I’m really excited to have recieved tickets to go and see one of the Royal Institution Christmas Lectures tomorrow.

As a scientist I regularly try and watch the lectures on the TV every year – and they always manage to amaze and inspire me with stuff I haven’t heard of before. Although aimed at school children I have always found that the lectures never dumb things down too much, and are just as informative for adults as well.

The lectures were started by Michael Faraday have been running since 1825! So it really is a long tradition.

This year’s theme is The 300 Years War with Prof Sue Hartley:

Plants might seem passive, defenceless and almost helpless. But they are most definitely not! Thanks to a war with animals that’s lasted over 300 million years, they’ve developed many terrifying and devious ways to defend themselves and attack their enemies. Vicious poisons, lethal materials and even cunning forms of communicating with unlikely allies are just some of the weapons in their armoury. Using these and other tactics, plants have seen off everything from dinosaurs to caterpillars.

In the 2009 Royal Institution Christmas Lectures, Prof Sue Hartley will show you plants as you’ve never seen them before. They are complicated, cunning, beautiful and with plenty of tricks up their sleeve. And what’s more, we humans are dependent on them in ways you’d never imagine. As well as much of our food, our drugs, medicines and materials are all by-products of this epic 300 million year war.
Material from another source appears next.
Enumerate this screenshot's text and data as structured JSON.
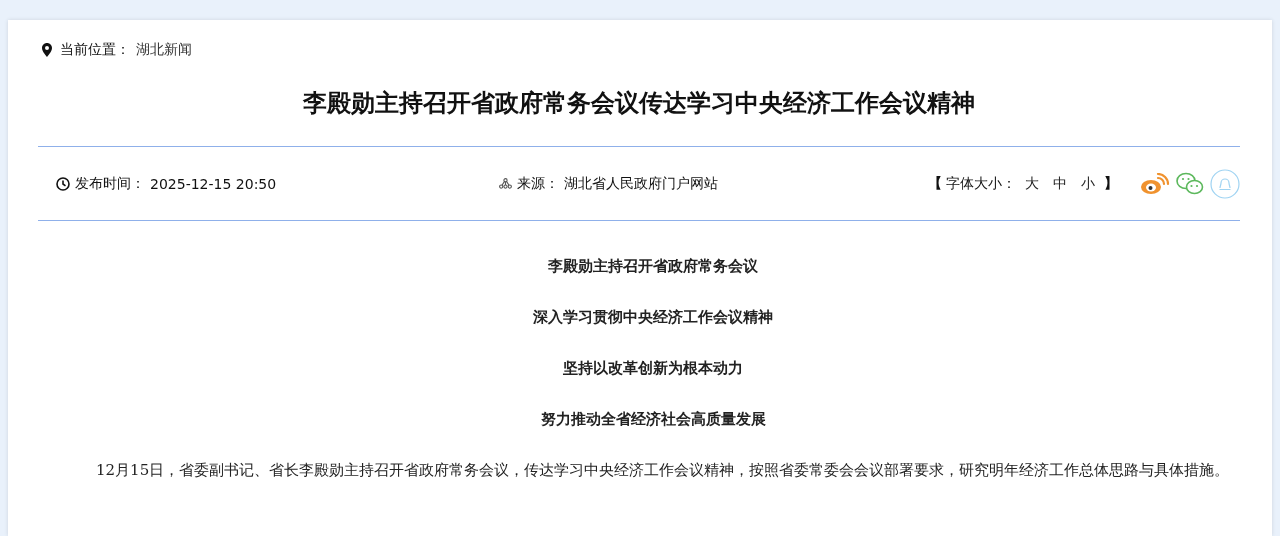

If you want to see some of the past lectures, there is a video archive here (registration required)